Innovations in sensors, processing and secure storage have brought biometrics into everyday life. People are already embracing biometrics for tasks like fingerprint recognition to unlock mobile devices from phones to laptops – and even to open particular apps. It’s likely that within the next few years we’ll see even more types of biometric become cheap, reliable and secure enough to become mainstream. This is quite understandable as the fear from both businesses and individuals of falling victim to ID fraud or financial theft have become acute. This year the ONS even included cybercrime and fraud in their annual crime survey for the first time, demonstrating the seriousness and rising awareness of the problem.
Biometric identification has the potential to add a very secure layer and boost current security processes, but far more importantly for widespread adoption is that banks get that seamless user experience right. It’s no use having a great security barrier that real customers don’t feel comfortable using, or get false positives blocking access when they really need to access their money.
Biometrics is all about people
The good news for the banking industry is that biometrics like fingerprints or voice – unlike passwords and log-ins – are ‘us’. They are difficult to fake or recreate and don’t require any special effort to remember. However, it would be wrong to say that biometric technology should be just adopted in place of passwords and other security measures, because the best way to stop thieves and fraudsters is to make them face a number of different barriers. It’s not only one wall that keeps out a criminal – it’s a variety of traps and obstacles that they are unlikely to have every key or answer to that really reduces the risk to users.
Experian’s research of over 2000 nationally-representative people showed that 76 per cent of the population agree that biometrics is the future of identity verification.
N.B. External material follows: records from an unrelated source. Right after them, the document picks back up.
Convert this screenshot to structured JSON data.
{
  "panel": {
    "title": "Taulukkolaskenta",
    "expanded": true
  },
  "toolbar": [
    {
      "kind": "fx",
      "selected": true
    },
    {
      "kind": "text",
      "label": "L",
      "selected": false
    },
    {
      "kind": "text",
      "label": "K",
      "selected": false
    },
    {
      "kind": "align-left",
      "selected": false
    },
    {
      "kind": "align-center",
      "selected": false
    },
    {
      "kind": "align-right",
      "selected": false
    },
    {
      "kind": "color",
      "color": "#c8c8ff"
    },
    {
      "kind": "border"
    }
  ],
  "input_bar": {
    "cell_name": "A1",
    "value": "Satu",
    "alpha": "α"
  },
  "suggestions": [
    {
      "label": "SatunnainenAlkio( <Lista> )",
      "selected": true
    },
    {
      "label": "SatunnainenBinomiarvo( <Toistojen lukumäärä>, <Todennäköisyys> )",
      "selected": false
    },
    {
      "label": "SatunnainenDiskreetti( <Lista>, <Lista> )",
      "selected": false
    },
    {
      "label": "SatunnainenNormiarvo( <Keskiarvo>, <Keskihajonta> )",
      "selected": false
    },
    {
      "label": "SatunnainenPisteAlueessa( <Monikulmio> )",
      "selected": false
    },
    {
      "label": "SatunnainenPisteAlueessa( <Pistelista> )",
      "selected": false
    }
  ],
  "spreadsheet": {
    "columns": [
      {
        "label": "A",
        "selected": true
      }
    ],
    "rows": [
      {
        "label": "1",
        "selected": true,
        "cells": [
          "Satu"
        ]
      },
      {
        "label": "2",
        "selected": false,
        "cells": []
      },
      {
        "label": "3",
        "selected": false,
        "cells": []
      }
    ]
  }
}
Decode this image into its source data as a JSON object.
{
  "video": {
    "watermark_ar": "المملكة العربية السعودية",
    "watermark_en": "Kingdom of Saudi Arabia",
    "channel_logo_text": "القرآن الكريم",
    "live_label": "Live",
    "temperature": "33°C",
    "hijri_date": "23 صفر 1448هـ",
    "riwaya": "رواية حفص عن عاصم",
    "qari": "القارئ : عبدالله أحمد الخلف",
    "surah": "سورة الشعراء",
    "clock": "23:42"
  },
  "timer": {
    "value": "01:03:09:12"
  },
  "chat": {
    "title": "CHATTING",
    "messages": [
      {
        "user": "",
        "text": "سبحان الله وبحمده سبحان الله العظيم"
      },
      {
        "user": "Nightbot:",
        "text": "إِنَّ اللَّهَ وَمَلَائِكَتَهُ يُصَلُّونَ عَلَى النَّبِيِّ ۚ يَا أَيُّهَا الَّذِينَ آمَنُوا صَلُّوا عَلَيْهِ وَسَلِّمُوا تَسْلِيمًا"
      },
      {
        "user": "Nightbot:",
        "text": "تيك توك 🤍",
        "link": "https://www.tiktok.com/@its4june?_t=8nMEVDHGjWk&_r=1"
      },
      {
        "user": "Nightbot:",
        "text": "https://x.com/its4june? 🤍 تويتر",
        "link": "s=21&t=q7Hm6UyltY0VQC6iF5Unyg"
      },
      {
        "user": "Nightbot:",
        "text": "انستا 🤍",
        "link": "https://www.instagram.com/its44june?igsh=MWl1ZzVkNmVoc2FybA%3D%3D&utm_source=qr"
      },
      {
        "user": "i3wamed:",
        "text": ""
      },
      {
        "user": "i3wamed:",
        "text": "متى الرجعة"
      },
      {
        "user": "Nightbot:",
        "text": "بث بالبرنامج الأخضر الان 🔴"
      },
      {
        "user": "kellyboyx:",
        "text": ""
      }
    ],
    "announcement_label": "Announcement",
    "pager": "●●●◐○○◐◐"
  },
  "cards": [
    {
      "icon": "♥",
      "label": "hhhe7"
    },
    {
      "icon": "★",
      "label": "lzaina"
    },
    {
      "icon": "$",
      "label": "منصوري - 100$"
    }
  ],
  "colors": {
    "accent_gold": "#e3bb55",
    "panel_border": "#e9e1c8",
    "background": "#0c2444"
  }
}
Despite this acceptance, firms should note that only one in twenty (5 per cent) of this sample say they’d be happy using voice recognition technology to unlock their online accounts…
So it seems that despite voice recognition having been around for over 20 years in different forms, there could be a long-term resistance to the technology. Perhaps it still doesn’t ‘feel’ as secure as the ‘ritual’ of typing in passwords, counting characters from memorable information, and calculating on fingers to find the right numbers in customer IDs and PINs.
Identity and access cat and mouse
Criminals will always go for low hanging fruit first. This means cybercriminals will certainly go for those smaller number of financial firms without the advanced security and access technology investments. It’s not alarmist to state that the fewer the layers of security, the more vulnerable to theft those systems are.
Experian’s own research went into more detail around the biometrics that the UK could get on board with. Fingerprint scanning is the biometric identification most UK adults are most comfortable with, as 40 per cent said that they would be happy relying on it to access online accounts. Yet less than one in five (19 per cent) of people were willing to have their ID verified by retina scanning – related to a squeamishness around messing around with eyeballs, perhaps? And less than one in ten (9 per cent) would be comfortable with camera facial recognition as the main form of identification verification.
Making it matter
It’s crucial that any solutions don’t just help banking customers stay secure – they must also be inclusive so no users get left behind. Not all users want to live a high tech world. And what happens when people lose their devices? Are they barred from accessing their cash or will biometrics let them move through verification on premises, faster? Will banks allow us to change biometric data if users face bodily changes from age or accident that mean their real bodies don’t match their official, stored identities? These questions need to be answered to get a broad range of the population behind any possible technology ‘jet lag’, if and when the biometric wave reaches an industry tipping point.